#### Work order:
Go through the records below and copy out every line that contains the word "Formulas".
*** Block opens ***
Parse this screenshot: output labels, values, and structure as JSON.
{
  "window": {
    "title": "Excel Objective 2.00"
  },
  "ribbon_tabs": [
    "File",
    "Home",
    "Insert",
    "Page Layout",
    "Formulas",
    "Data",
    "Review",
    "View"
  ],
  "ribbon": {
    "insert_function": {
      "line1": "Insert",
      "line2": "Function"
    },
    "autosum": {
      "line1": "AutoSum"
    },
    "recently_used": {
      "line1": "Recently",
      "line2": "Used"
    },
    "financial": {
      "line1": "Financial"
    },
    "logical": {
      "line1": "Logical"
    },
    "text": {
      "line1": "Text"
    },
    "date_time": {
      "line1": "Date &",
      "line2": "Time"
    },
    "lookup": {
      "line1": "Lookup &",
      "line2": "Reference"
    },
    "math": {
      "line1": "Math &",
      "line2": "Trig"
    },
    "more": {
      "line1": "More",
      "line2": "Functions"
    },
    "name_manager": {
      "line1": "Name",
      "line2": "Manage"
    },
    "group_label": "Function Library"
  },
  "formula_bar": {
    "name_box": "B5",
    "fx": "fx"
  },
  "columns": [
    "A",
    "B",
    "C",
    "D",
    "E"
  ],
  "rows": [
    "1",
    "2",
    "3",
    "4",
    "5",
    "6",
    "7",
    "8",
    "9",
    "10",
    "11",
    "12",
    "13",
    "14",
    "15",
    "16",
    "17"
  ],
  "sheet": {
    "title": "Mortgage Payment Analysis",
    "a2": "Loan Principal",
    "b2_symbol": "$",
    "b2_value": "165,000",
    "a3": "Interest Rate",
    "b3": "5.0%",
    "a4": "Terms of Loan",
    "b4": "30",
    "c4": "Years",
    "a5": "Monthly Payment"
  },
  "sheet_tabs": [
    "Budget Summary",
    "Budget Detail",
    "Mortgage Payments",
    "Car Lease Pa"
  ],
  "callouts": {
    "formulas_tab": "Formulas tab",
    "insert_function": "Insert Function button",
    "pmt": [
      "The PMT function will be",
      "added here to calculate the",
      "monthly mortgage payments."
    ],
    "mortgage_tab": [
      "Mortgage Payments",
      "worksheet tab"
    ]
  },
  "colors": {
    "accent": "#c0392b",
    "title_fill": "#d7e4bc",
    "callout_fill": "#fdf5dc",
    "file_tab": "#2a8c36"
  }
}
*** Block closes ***
#### Task response:
    "Formulas",
    "formulas_tab": "Formulas tab",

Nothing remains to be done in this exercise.